There is an old cistern/well to the west of the dairy barn which was set up with a very slow electric pump which supplied water to a tank for the yearling cattle when they were shut up the night before load out next morning or whenever it was needed. The pump took a very long time to fill the tank so we’d turn it on before feeding the cattle or taking out hay or whatever needed doing. Later, he set some home-made poles in the ground to the windmill in the center of the field and cattle watered out of the Ritchie fountain. Later, we set up a tire tank with more holding capacity since refill is slow out of the old pond on the west 40. The windmill and well have long been abandoned by 2010. The west 40 had always been a brome hay field in my memory, but i incorporated it as part of the grazing programme.
In the big dairy barn, we kept our horses for riding out on the farm to check cattle when I was up visiting. It was handy place to keep them instead of hauling them every day. I don’t think Grandpa rode as much when I wasn’t there. He certainly indulged my passion for horseback riding and getting to check the cattle whilst riding with my grandpa was pretty much the top of my life at that time in the 1970s. It was sad to return to my home in the town of Mexico vs the freedom of the farm, cattle, and land.
I don’t know for sure, but I think my dad, Stanley (b. 23 Sep 1940-d. 04 Sep 1962), and his brother, my Uncle Stephen (b. 23 Mar 1942-d. 15 Jan 2016) spent their earliest years at this house and farm. I remember Grandma saying that’s where they ‘went to housekeeping’ after they were married on February 10, 1940 (which is also my birthday in 1962!), so that would make sense. But did my great grandparents also live there before them? When were the house, cellar, chicken house, and barns built? Sadly, i simply do not know.
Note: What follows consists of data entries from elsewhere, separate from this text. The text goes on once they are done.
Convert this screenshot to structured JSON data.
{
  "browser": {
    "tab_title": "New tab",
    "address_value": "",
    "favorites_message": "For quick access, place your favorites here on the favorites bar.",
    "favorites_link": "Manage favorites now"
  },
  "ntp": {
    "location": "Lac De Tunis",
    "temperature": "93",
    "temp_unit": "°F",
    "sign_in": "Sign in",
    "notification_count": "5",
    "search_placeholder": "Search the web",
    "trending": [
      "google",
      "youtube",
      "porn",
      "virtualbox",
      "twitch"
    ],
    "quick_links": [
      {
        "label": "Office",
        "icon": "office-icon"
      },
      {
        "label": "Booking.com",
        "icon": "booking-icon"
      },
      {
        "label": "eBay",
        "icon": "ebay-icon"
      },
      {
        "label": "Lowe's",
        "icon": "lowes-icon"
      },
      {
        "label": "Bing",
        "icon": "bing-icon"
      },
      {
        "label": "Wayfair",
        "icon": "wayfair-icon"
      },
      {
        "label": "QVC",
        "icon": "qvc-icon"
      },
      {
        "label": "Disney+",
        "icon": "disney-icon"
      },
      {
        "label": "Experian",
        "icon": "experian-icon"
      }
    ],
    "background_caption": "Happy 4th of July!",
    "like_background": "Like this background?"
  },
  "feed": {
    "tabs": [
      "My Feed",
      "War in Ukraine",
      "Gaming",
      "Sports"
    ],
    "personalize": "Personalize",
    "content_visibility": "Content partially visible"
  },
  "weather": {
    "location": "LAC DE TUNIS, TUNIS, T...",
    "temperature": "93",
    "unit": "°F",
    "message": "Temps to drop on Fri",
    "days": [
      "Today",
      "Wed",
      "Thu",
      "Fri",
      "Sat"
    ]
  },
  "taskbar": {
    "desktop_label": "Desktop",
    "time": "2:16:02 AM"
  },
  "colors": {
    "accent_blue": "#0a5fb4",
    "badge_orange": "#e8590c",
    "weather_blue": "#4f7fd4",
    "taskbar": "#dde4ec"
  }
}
There was very little of the house to explore even when I was young. In 2011, I had the old house razed, the well and cellar filled in since all were hazards by this point. My son, Nathan and family friend, Christian Finck picked up and loaded all the old chimney bricks which are in storage and i hope to find another use for them.